The Estate Planning Took Kit for Unmarried Partners
Estate planning is essential for everyone, but it is especially important if you and your partner are in a long-term committed relationship and are not married. Unless you plan properly, your partner will not receive any of your money or property when you pass away...
The Importance of a Successor Trustee
An estate plan that includes a revocable living trust is an excellent way to protect yourself and your loved ones upon your passing or in the event you are unable to manage your own affairs. As opposed to other estate planning options, a revocable living trust gives...
What Are the Rights of a Child Born Outside of Marriage?
Despite the prevailing view, children born to unmarried parents are commonplace. Historically, children in this category were treated poorly by both society and the law. In many cases, they had no right to inherit from either parent. This legal scheme eventually...
Can I Update or Change My Own Estate Planning Documents?
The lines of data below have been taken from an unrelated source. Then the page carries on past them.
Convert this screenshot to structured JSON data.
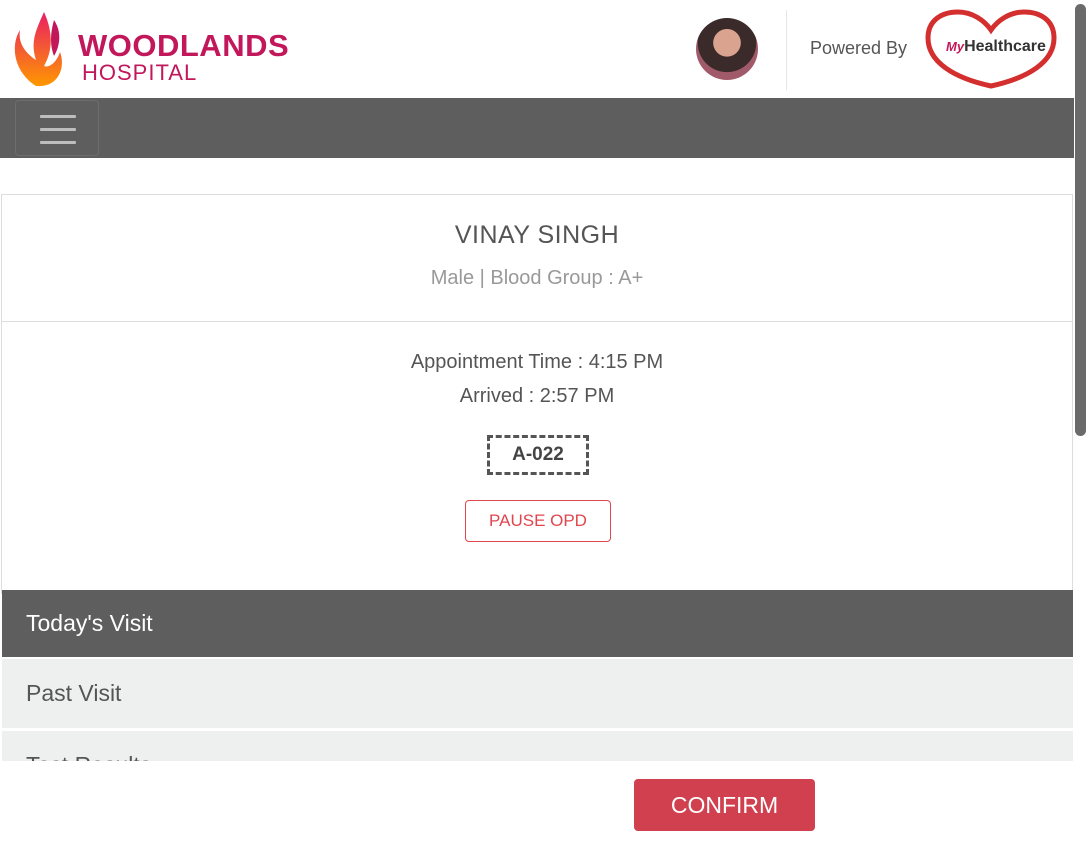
{
  "header": {
    "logo_title": "WOODLANDS",
    "logo_subtitle": "HOSPITAL",
    "powered_by": "Powered By",
    "partner_logo_prefix": "My",
    "partner_logo_name": "Healthcare"
  },
  "navbar": {
    "menu_icon": "hamburger-menu-icon"
  },
  "patient": {
    "name": "VINAY SINGH",
    "info": "Male | Blood Group : A+",
    "appointment_time": "Appointment Time : 4:15 PM",
    "arrived": "Arrived : 2:57 PM",
    "token": "A-022",
    "pause_label": "PAUSE OPD"
  },
  "tabs": [
    {
      "label": "Today's Visit",
      "active": true
    },
    {
      "label": "Past Visit",
      "active": false
    },
    {
      "label": "Test Results",
      "active": false
    }
  ],
  "footer": {
    "confirm_label": "CONFIRM"
  },
  "colors": {
    "brand": "#c2185b",
    "navbar": "#5e5e5e",
    "accent_red": "#d0404e"
  }
}
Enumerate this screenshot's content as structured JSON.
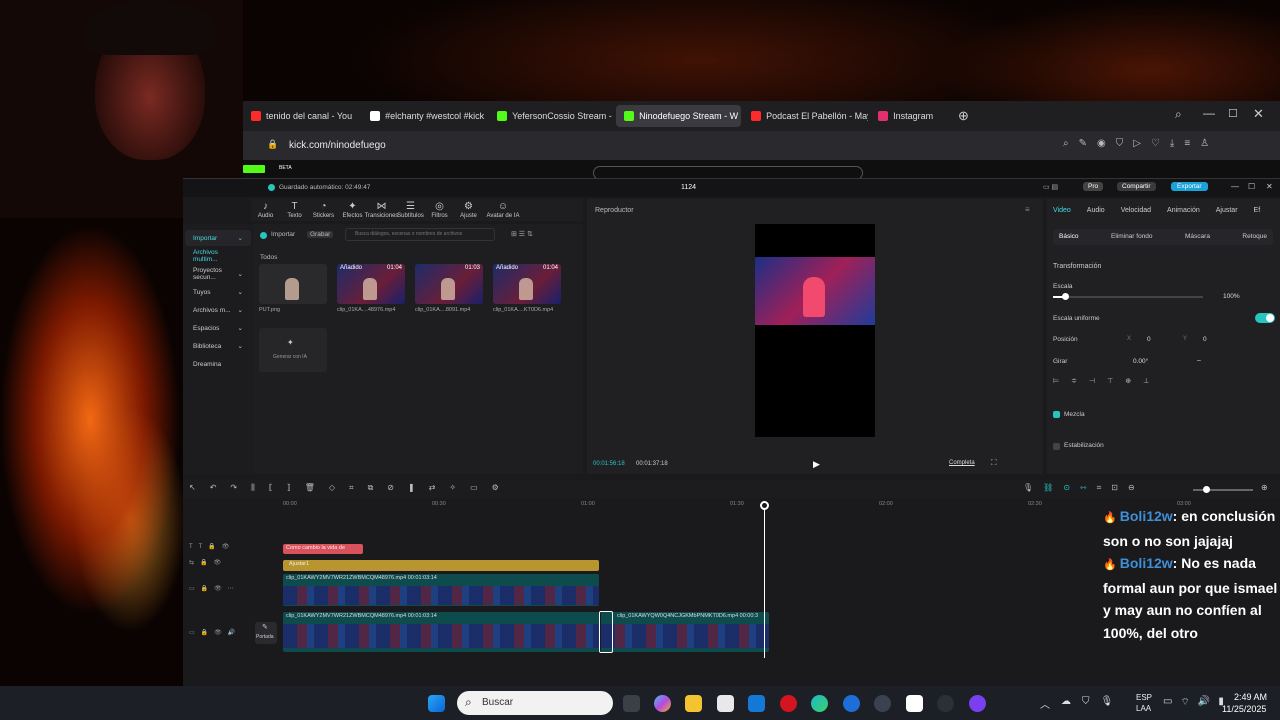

Many people associate spring with cleaning out the old, brushing off the dirt accumulated from the long winter, and starting projects around the house that have been neglected for far too long. Perhaps, however, your home is fine as is and you need a remodeling...
Do I Have to Leave Anything to My Children?
One common storyline in Hollywood movies is the rich father disinheriting the family outcast. The story usually traces the child’s attempts to win the father over and be considered a part of the family again. But can fiction imitate reality? Can you actually...
Planning Considerations for Unmarried Partners
When it comes to protecting your unmarried partner, there are several options to consider. Depending on the value of your money and property, your desired level of protection from your partner’s creditors, and other factors unique to your situation, one or more of...
Reviewing Your Accounts and Property upon the Death of a Loved One
How your accounts are owned makes a big difference in estate planning. The main objective is usually to ensure that no accounts and property are in only your name when you die. Otherwise, they will be subject to probate, a costly, public, and time-consuming court...
Understanding Common Legal Terms That Describe Loved Ones in Estate Planning
While watching a movie or reading a book about wealthy individuals and their families, you may have come across terms such as “heir,” “descendant,” and “next of kin.” Though made-for-Hollywood storylines use these terms interchangeably, words describing familial...
Can IRA Money that is Left to Your Spouse Be Protected From Creditors?
Although spouses receive special treatment when inheriting a retirement account such as an IRA (the ability to roll over the account into a personal retirement account and to stretch the distributions over their lifetime), the retirement account you leave for your...
Importance of Properly Revoking Powers of Attorney
It is very important to regularly review and update all of your estate planning documents. However, your financial power of attorney is one document that should be reexamined more frequently than others. Revisiting your financial power of attorney will help ensure...
Reasons to Protect Your Retirement Accounts Now
Your retirement account provides asset protection during your lifetime, but as soon as you pass that account to a loved one, that protection evaporates. When your spouse, child, or other loved one inherits your retirement account, creditors have the power to seize it...
How to Talk to Mom and Dad about Creating an Estate Plan
Conversations about death and dying are rarely fun. Most people avoid them because they invoke feelings about our inevitable demise. Broaching this subject can be particularly difficult for parents and their adult children. Adult children may avoid bringing up the...
What if No One Wants My Stuff?
A critical question to ask yourself when creating an estate plan is who will get your stuff when you pass on? While most people think about who they would like to receive the major items—homes, retirement accounts, savings—personal property such as jewelry, clothing,...